Required action: A word-for-word repeat of all the data is the goal.

Data excerpts
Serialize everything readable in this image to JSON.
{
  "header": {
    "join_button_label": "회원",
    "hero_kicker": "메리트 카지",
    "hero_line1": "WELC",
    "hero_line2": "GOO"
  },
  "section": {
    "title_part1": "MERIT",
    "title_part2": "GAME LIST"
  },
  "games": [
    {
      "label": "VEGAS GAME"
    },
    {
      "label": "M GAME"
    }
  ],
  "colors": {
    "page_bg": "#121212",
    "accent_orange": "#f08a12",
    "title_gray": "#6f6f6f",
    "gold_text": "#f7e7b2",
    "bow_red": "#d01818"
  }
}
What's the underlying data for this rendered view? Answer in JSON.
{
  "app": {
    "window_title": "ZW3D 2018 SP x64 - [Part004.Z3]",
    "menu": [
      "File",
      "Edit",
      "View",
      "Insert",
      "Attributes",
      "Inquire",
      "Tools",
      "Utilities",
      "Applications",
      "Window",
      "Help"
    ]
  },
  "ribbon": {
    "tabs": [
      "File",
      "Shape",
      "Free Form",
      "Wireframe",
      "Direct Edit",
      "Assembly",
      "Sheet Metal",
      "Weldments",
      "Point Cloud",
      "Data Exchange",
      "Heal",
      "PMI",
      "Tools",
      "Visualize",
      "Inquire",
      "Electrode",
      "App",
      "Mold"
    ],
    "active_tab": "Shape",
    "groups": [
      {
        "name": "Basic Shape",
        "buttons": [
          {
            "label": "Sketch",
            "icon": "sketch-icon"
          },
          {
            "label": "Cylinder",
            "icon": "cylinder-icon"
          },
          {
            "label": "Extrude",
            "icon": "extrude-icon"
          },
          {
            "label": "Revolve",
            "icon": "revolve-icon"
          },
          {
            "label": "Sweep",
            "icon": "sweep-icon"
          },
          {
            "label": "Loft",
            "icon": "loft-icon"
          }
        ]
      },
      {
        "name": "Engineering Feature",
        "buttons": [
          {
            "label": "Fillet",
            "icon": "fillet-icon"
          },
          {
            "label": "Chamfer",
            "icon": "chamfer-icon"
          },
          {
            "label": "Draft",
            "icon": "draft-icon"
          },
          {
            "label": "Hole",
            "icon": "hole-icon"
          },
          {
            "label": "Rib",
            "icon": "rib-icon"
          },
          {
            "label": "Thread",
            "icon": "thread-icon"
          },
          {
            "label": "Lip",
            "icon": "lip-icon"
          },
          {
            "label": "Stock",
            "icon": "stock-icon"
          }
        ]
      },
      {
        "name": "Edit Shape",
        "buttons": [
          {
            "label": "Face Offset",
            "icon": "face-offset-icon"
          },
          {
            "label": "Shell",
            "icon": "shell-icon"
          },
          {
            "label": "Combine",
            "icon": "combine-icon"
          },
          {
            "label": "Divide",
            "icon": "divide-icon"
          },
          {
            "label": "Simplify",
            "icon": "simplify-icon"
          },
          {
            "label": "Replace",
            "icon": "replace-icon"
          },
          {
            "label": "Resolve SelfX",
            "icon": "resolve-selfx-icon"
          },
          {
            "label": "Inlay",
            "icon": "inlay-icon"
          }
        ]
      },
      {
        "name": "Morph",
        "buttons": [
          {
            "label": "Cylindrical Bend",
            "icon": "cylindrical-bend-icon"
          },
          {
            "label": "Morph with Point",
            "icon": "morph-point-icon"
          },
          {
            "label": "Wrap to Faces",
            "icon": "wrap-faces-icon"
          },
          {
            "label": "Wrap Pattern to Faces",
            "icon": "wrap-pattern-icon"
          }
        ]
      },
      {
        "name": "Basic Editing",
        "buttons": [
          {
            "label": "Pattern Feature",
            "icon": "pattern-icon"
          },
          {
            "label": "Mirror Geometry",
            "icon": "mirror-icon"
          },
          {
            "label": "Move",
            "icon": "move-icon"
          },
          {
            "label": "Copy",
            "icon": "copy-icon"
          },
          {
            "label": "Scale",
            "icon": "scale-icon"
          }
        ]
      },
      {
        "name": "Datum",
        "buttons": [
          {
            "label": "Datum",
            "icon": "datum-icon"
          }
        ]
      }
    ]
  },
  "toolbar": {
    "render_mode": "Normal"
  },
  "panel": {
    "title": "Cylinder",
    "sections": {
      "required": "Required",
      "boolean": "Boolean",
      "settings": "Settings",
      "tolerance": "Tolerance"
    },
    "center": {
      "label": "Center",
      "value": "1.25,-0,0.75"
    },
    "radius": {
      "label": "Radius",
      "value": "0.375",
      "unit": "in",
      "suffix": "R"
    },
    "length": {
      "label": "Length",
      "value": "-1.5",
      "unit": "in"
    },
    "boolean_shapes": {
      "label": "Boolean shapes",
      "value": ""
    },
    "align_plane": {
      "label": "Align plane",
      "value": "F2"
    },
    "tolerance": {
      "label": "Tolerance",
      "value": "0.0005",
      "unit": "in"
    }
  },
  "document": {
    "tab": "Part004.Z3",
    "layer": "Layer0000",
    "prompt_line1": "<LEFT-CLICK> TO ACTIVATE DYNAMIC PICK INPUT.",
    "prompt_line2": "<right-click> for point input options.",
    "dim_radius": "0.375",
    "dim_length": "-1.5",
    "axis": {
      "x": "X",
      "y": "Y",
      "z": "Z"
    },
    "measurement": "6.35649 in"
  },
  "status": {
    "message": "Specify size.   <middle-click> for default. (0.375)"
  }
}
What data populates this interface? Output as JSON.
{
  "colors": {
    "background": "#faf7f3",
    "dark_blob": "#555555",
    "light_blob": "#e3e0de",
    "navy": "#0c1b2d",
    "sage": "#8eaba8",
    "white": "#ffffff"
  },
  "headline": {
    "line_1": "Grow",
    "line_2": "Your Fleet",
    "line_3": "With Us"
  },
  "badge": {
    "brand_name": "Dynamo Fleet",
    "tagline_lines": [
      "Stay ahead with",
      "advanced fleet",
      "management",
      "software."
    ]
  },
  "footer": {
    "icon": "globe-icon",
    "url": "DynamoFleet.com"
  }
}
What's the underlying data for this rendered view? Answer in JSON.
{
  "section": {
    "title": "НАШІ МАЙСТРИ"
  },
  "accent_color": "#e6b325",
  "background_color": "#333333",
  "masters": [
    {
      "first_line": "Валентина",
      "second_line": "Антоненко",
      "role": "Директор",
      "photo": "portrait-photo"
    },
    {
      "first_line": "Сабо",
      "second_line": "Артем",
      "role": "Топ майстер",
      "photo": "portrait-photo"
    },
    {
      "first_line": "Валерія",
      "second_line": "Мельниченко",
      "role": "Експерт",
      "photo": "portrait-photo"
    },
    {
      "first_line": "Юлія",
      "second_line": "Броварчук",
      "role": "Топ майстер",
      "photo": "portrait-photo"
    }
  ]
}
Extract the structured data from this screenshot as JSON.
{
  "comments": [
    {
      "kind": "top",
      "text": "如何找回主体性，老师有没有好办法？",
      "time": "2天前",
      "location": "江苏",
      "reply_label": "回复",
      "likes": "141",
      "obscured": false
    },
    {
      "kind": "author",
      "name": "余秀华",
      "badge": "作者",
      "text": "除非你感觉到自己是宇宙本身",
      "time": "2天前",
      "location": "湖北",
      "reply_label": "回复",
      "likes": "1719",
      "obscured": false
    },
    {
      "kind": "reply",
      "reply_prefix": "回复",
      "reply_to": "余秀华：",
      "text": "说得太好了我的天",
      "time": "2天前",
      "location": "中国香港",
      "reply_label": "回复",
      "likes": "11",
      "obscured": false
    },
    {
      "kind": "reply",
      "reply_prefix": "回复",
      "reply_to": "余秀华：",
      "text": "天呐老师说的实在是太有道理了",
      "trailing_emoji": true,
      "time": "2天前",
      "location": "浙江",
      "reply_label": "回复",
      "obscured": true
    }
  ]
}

Exercise output:
Serialize everything readable in this image to JSON.
{
  "header": {
    "join_button_label": "회원",
    "hero_kicker": "메리트 카지",
    "hero_line1": "WELC",
    "hero_line2": "GOO"
  },
  "section": {
    "title_part1": "MERIT",
    "title_part2": "GAME LIST"
  },
  "games": [
    {
      "label": "VEGAS GAME"
    },
    {
      "label": "M GAME"
    }
  ],
  "colors": {
    "page_bg": "#121212",
    "accent_orange": "#f08a12",
    "title_gray": "#6f6f6f",
    "gold_text": "#f7e7b2",
    "bow_red": "#d01818"
  }
}
What's the underlying data for this rendered view? Answer in JSON.
{
  "app": {
    "window_title": "ZW3D 2018 SP x64 - [Part004.Z3]",
    "menu": [
      "File",
      "Edit",
      "View",
      "Insert",
      "Attributes",
      "Inquire",
      "Tools",
      "Utilities",
      "Applications",
      "Window",
      "Help"
    ]
  },
  "ribbon": {
    "tabs": [
      "File",
      "Shape",
      "Free Form",
      "Wireframe",
      "Direct Edit",
      "Assembly",
      "Sheet Metal",
      "Weldments",
      "Point Cloud",
      "Data Exchange",
      "Heal",
      "PMI",
      "Tools",
      "Visualize",
      "Inquire",
      "Electrode",
      "App",
      "Mold"
    ],
    "active_tab": "Shape",
    "groups": [
      {
        "name": "Basic Shape",
        "buttons": [
          {
            "label": "Sketch",
            "icon": "sketch-icon"
          },
          {
            "label": "Cylinder",
            "icon": "cylinder-icon"
          },
          {
            "label": "Extrude",
            "icon": "extrude-icon"
          },
          {
            "label": "Revolve",
            "icon": "revolve-icon"
          },
          {
            "label": "Sweep",
            "icon": "sweep-icon"
          },
          {
            "label": "Loft",
            "icon": "loft-icon"
          }
        ]
      },
      {
        "name": "Engineering Feature",
        "buttons": [
          {
            "label": "Fillet",
            "icon": "fillet-icon"
          },
          {
            "label": "Chamfer",
            "icon": "chamfer-icon"
          },
          {
            "label": "Draft",
            "icon": "draft-icon"
          },
          {
            "label": "Hole",
            "icon": "hole-icon"
          },
          {
            "label": "Rib",
            "icon": "rib-icon"
          },
          {
            "label": "Thread",
            "icon": "thread-icon"
          },
          {
            "label": "Lip",
            "icon": "lip-icon"
          },
          {
            "label": "Stock",
            "icon": "stock-icon"
          }
        ]
      },
      {
        "name": "Edit Shape",
        "buttons": [
          {
            "label": "Face Offset",
            "icon": "face-offset-icon"
          },
          {
            "label": "Shell",
            "icon": "shell-icon"
          },
          {
            "label": "Combine",
            "icon": "combine-icon"
          },
          {
            "label": "Divide",
            "icon": "divide-icon"
          },
          {
            "label": "Simplify",
            "icon": "simplify-icon"
          },
          {
            "label": "Replace",
            "icon": "replace-icon"
          },
          {
            "label": "Resolve SelfX",
            "icon": "resolve-selfx-icon"
          },
          {
            "label": "Inlay",
            "icon": "inlay-icon"
          }
        ]
      },
      {
        "name": "Morph",
        "buttons": [
          {
            "label": "Cylindrical Bend",
            "icon": "cylindrical-bend-icon"
          },
          {
            "label": "Morph with Point",
            "icon": "morph-point-icon"
          },
          {
            "label": "Wrap to Faces",
            "icon": "wrap-faces-icon"
          },
          {
            "label": "Wrap Pattern to Faces",
            "icon": "wrap-pattern-icon"
          }
        ]
      },
      {
        "name": "Basic Editing",
        "buttons": [
          {
            "label": "Pattern Feature",
            "icon": "pattern-icon"
          },
          {
            "label": "Mirror Geometry",
            "icon": "mirror-icon"
          },
          {
            "label": "Move",
            "icon": "move-icon"
          },
          {
            "label": "Copy",
            "icon": "copy-icon"
          },
          {
            "label": "Scale",
            "icon": "scale-icon"
          }
        ]
      },
      {
        "name": "Datum",
        "buttons": [
          {
            "label": "Datum",
            "icon": "datum-icon"
          }
        ]
      }
    ]
  },
  "toolbar": {
    "render_mode": "Normal"
  },
  "panel": {
    "title": "Cylinder",
    "sections": {
      "required": "Required",
      "boolean": "Boolean",
      "settings": "Settings",
      "tolerance": "Tolerance"
    },
    "center": {
      "label": "Center",
      "value": "1.25,-0,0.75"
    },
    "radius": {
      "label": "Radius",
      "value": "0.375",
      "unit": "in",
      "suffix": "R"
    },
    "length": {
      "label": "Length",
      "value": "-1.5",
      "unit": "in"
    },
    "boolean_shapes": {
      "label": "Boolean shapes",
      "value": ""
    },
    "align_plane": {
      "label": "Align plane",
      "value": "F2"
    },
    "tolerance": {
      "label": "Tolerance",
      "value": "0.0005",
      "unit": "in"
    }
  },
  "document": {
    "tab": "Part004.Z3",
    "layer": "Layer0000",
    "prompt_line1": "<LEFT-CLICK> TO ACTIVATE DYNAMIC PICK INPUT.",
    "prompt_line2": "<right-click> for point input options.",
    "dim_radius": "0.375",
    "dim_length": "-1.5",
    "axis": {
      "x": "X",
      "y": "Y",
      "z": "Z"
    },
    "measurement": "6.35649 in"
  },
  "status": {
    "message": "Specify size.   <middle-click> for default. (0.375)"
  }
}
What data populates this interface? Output as JSON.
{
  "colors": {
    "background": "#faf7f3",
    "dark_blob": "#555555",
    "light_blob": "#e3e0de",
    "navy": "#0c1b2d",
    "sage": "#8eaba8",
    "white": "#ffffff"
  },
  "headline": {
    "line_1": "Grow",
    "line_2": "Your Fleet",
    "line_3": "With Us"
  },
  "badge": {
    "brand_name": "Dynamo Fleet",
    "tagline_lines": [
      "Stay ahead with",
      "advanced fleet",
      "management",
      "software."
    ]
  },
  "footer": {
    "icon": "globe-icon",
    "url": "DynamoFleet.com"
  }
}
What's the underlying data for this rendered view? Answer in JSON.
{
  "section": {
    "title": "НАШІ МАЙСТРИ"
  },
  "accent_color": "#e6b325",
  "background_color": "#333333",
  "masters": [
    {
      "first_line": "Валентина",
      "second_line": "Антоненко",
      "role": "Директор",
      "photo": "portrait-photo"
    },
    {
      "first_line": "Сабо",
      "second_line": "Артем",
      "role": "Топ майстер",
      "photo": "portrait-photo"
    },
    {
      "first_line": "Валерія",
      "second_line": "Мельниченко",
      "role": "Експерт",
      "photo": "portrait-photo"
    },
    {
      "first_line": "Юлія",
      "second_line": "Броварчук",
      "role": "Топ майстер",
      "photo": "portrait-photo"
    }
  ]
}
Extract the structured data from this screenshot as JSON.
{
  "comments": [
    {
      "kind": "top",
      "text": "如何找回主体性，老师有没有好办法？",
      "time": "2天前",
      "location": "江苏",
      "reply_label": "回复",
      "likes": "141",
      "obscured": false
    },
    {
      "kind": "author",
      "name": "余秀华",
      "badge": "作者",
      "text": "除非你感觉到自己是宇宙本身",
      "time": "2天前",
      "location": "湖北",
      "reply_label": "回复",
      "likes": "1719",
      "obscured": false
    },
    {
      "kind": "reply",
      "reply_prefix": "回复",
      "reply_to": "余秀华：",
      "text": "说得太好了我的天",
      "time": "2天前",
      "location": "中国香港",
      "reply_label": "回复",
      "likes": "11",
      "obscured": false
    },
    {
      "kind": "reply",
      "reply_prefix": "回复",
      "reply_to": "余秀华：",
      "text": "天呐老师说的实在是太有道理了",
      "trailing_emoji": true,
      "time": "2天前",
      "location": "浙江",
      "reply_label": "回复",
      "obscured": true
    }
  ]
}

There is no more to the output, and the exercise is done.